- Grease leaks from the gear box into the bowl.
Unless you’re very comfy and handy with appliance repairs (and have the right tools on hand), the first, second and fourth may require a trip to a repair expert. The third can often be fixed at home. These DIY tips will help reduce the likelihood your KitchenAid mixer will ever need professional repairs.
1. Use the heck out of your mixer for the first 30 days.
As with new cars and new electronics, often defects will show up quickly—if your mixer is being used. Try to use it at least daily in a number of ways while it’s still under full warranty so that if there are defects present, you can return it for a new unit.
2. Guard against overheating.
Your KitchenAid mixer will turn itself off if it overheats. Sometimes this auto shut-off safety feature mimics the common repair issue that the mixer stops working, but often it’s simply a matter of ensuring you prepare your recipe with your mixer's needs in mind.
- Some recipes are written for the use of a KitchenAid mixer. These recipes will often require mixing dry and liquid ingredients separately, adding dry ingredients to the liquids just a little at a time, alternating the addition of liquid and dry ingredients, specific speeds to use, and modifying recipes for your bowl size. Trying to circumvent these requirements may cause your mixer to overheat and shut itself off.
- For recipes not written specifically for a KitchenAid mixer, modify accordingly. Be sure to add dry ingredients like flour slowly, and not too much all at first. Try to stay at speed #2 or below for breads and baked good recipes. Don't add more than 4 cups of flour without alternating with liquid ingredients (and begin with adding in liquid ingredients before adding any flour.) If your dough "climbs" up the beaters, stop beating—you’re over-beating your dough (as a general rule, do not beat or knead any recipe more than 5 minutes).

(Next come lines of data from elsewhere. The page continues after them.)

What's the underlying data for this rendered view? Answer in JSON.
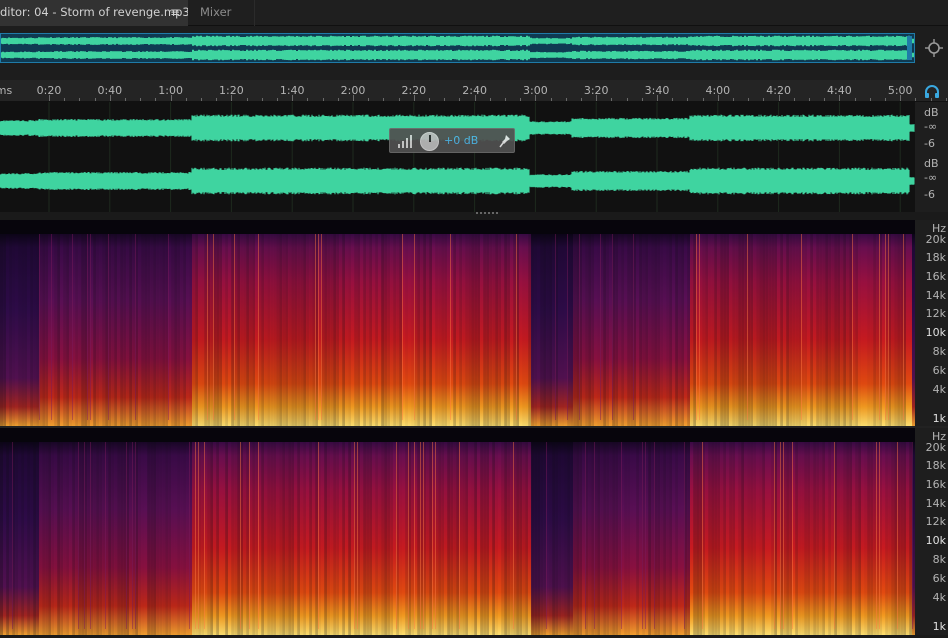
{
  "tabs": {
    "editor_label": "ditor: 04 - Storm of revenge.mp3",
    "editor_menu": "≡",
    "mixer_label": "Mixer"
  },
  "ruler": {
    "unit": "ms",
    "ticks": [
      "0:20",
      "0:40",
      "1:00",
      "1:20",
      "1:40",
      "2:00",
      "2:20",
      "2:40",
      "3:00",
      "3:20",
      "3:40",
      "4:00",
      "4:20",
      "4:40",
      "5:00"
    ]
  },
  "waveform": {
    "db_unit": "dB",
    "db_inf": "-∞",
    "db_minus6": "-6",
    "wave_color": "#3fd4a0"
  },
  "hud": {
    "value": "+0 dB"
  },
  "spectrogram": {
    "hz_unit": "Hz",
    "labels": [
      "20k",
      "18k",
      "16k",
      "14k",
      "12k",
      "10k",
      "8k",
      "6k",
      "4k",
      "1k"
    ]
  },
  "icons": {
    "zoom": "zoom-selection-icon",
    "headphones": "headphones-icon",
    "pin": "pin-icon",
    "meter": "level-meter-icon",
    "menu": "hamburger-menu-icon"
  }
}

3. Let your mixer "warm up" after periods of non-use to prevent lubricant leaks.
Your KitchenAid mixer uses a food-grade oil lubricant (this is a legal requirement—just in case the oil gets into your food!). But food-grade lubricant separates more easily in cool temperatures. So if you haven't used your mixer for more than a couple of days, just let it run for a couple of minutes (increase the speed for drier climates) to allow the lubricant solids and liquid to re-mix.
4. Adjust the beater height for even mixing results (and no scraping).
If you are noticing that your beater either scrapes the bottom or is missing the bottom ingredients, you may need to adjust the beater height. Here, you can do the "dime test" to adjust the beater's contact with its attachment connection.
Here’s what to do:
- First, place a dime just to the side of the bump in the middle of the mixing bowl.
- Now, attach your flat beater and turn the mixer on to medium speed (around level 5).
- If your beater does not touch the dime as it passes, your beater needs to be lowered. If it pushes the dime more than one-half inch as it passes, your beater needs to be raised.
- Now, UNPLUG your mixer.
- Remove the flat beater.
- Find the screw that is nearest the place where the beater attaches to the mixer (for tilt models, tilt the head back to see it; for commercial models, remove the bowl also and lay it down to see the screw).
- Using a screwdriver, turn the screw one-quarter inch to the right to lower the beater and one-quarter inch to the left to raise the beater (only move it one-quarter inch at a time and then test).
5. When all else fails, consult the KitchenAid manual!
Personally, I’m not a "manual reader." But sometimes, I’m surprised by how handy product manuals can be! For instance, if you decide you want to repair your KitchenAid mixer when it appears to be leaking oil, you can follow the steps in the manual to do this.